Scylla is unique amongst artificial reefs in that the project includes a 10-year monitoring programme.
The presence of the James Eagan Layne in the vicinity also means that there is a valuable baseline against which to compare the data collected from Scylla. The research carried out by the National Marine Aquarium and its partners within the Plymouth Marine Sciences Partnership will give a valuable insight into the processes that occur when a new habitat is created in the marine environment.
What is being monitored?
The data collected will give valuable insights into understanding the process of colonisation, succession and seabed dynamics.
The results can then be used to predict the environmental impacts of artificial structures such as offshore wind turbines and wave power devices.
The surfaces of the reef were covered very quickly with marine plants and encrusting animals.
After one year, around 50 species had been identified on or around Scylla.
There were a number of ‘waves’ of colonisation – in autumn 2004 there was a large settlement of Queen Scallops. This was quickly followed by a ‘plague’ of starfish that consumed all the scallops then died out themselves.

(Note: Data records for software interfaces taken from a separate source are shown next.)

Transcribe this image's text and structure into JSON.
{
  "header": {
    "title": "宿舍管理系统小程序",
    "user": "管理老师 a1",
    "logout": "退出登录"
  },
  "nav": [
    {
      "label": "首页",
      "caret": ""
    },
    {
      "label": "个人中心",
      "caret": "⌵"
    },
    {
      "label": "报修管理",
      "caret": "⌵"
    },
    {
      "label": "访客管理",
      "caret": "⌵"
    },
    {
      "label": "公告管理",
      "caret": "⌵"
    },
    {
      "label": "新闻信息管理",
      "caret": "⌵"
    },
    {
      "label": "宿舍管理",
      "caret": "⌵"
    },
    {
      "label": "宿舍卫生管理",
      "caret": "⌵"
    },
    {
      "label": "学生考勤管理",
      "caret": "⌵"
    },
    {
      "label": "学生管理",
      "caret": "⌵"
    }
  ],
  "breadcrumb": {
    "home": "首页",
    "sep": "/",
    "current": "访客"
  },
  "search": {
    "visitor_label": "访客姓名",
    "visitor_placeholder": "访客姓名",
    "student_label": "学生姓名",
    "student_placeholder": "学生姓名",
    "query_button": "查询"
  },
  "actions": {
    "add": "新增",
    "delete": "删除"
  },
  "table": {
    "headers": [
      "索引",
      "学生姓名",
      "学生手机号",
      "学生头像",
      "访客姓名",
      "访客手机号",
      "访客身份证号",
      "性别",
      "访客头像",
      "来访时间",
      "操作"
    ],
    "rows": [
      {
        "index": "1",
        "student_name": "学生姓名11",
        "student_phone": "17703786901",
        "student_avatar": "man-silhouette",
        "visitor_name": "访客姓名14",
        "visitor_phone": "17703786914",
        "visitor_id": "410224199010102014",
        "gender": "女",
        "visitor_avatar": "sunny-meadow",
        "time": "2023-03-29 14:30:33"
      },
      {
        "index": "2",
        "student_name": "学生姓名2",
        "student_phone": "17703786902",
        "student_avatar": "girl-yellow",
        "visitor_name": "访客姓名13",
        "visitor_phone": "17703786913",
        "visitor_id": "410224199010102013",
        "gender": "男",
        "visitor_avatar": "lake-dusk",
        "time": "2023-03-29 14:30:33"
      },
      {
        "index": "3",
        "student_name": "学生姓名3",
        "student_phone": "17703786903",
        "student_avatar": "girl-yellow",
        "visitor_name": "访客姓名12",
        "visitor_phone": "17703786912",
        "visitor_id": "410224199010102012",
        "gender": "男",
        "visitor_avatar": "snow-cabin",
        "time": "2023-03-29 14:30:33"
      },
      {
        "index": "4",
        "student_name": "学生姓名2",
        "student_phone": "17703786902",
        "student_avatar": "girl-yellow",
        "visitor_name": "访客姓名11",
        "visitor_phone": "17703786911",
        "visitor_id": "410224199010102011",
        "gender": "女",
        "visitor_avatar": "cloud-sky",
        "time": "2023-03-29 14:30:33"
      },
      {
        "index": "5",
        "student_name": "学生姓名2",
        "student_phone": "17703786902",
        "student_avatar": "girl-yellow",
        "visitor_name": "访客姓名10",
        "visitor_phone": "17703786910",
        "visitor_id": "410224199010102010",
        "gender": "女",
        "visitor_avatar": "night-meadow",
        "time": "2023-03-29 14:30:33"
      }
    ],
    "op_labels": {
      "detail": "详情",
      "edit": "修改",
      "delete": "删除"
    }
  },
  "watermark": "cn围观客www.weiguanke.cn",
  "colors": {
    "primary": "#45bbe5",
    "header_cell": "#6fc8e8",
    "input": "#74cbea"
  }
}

The colonisation has stabilised since 2006 with a community that now looks very similar to the James Eagan Layne nearby.
Colonies of Pink Sea Fans Eunicella verricosa are beginning to establish in various locations around the reef.
The anti-fouling treatment, containing tributyl-tin (TBT), which was thought to have a shelf life of 5 years, is still effective and, at present, still keeps parts of the reef free of colonisation. Scylla was last treated in 1992.
The majority of the colonisation research has been carried out by Dr Keith Hiscock of the Marine Life Information Network (MarLIN). A good account of the studies can be found at http://www.marlin.ac.uk/settlingonscylla.php